*** Opening of Source data ***

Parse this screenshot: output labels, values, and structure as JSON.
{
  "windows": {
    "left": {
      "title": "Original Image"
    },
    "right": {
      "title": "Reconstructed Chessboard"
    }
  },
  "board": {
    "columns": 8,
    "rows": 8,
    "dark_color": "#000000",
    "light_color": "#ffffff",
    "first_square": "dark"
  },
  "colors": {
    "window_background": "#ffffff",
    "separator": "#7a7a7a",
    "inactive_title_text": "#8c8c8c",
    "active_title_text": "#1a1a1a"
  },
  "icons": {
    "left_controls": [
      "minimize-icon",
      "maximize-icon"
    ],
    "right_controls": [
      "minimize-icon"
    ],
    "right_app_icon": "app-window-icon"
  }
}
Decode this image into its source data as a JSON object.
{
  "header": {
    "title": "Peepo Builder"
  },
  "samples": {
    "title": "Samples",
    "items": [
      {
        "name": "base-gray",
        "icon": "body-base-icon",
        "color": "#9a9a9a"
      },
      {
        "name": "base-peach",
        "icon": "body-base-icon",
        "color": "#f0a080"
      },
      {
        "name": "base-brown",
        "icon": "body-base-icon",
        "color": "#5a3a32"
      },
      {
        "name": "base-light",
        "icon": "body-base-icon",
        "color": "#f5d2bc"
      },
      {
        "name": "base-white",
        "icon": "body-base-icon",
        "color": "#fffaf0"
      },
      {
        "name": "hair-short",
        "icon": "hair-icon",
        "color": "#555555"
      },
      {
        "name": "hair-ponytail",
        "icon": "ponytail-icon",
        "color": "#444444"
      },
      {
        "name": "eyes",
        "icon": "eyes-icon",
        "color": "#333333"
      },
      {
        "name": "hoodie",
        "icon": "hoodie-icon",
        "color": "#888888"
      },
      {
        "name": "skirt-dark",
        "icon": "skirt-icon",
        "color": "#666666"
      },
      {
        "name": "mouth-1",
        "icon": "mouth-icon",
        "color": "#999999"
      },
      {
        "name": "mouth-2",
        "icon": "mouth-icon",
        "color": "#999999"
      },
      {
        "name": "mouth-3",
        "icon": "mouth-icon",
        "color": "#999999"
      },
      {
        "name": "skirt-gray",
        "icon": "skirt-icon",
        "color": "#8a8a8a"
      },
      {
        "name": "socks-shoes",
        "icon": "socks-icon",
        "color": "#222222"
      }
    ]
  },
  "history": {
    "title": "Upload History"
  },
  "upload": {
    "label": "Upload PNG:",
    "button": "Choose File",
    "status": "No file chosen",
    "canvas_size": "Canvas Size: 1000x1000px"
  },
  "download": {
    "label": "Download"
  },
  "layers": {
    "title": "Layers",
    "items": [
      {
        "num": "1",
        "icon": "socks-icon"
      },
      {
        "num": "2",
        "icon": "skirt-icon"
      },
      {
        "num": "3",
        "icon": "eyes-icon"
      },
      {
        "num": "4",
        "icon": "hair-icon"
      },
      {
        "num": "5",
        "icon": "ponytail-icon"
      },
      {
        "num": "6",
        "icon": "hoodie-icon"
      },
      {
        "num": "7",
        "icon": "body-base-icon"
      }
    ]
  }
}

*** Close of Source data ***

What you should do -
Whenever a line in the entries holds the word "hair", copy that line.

Task solution -
        "name": "hair-short",
        "icon": "hair-icon",
        "name": "hair-ponytail",
        "icon": "hair-icon"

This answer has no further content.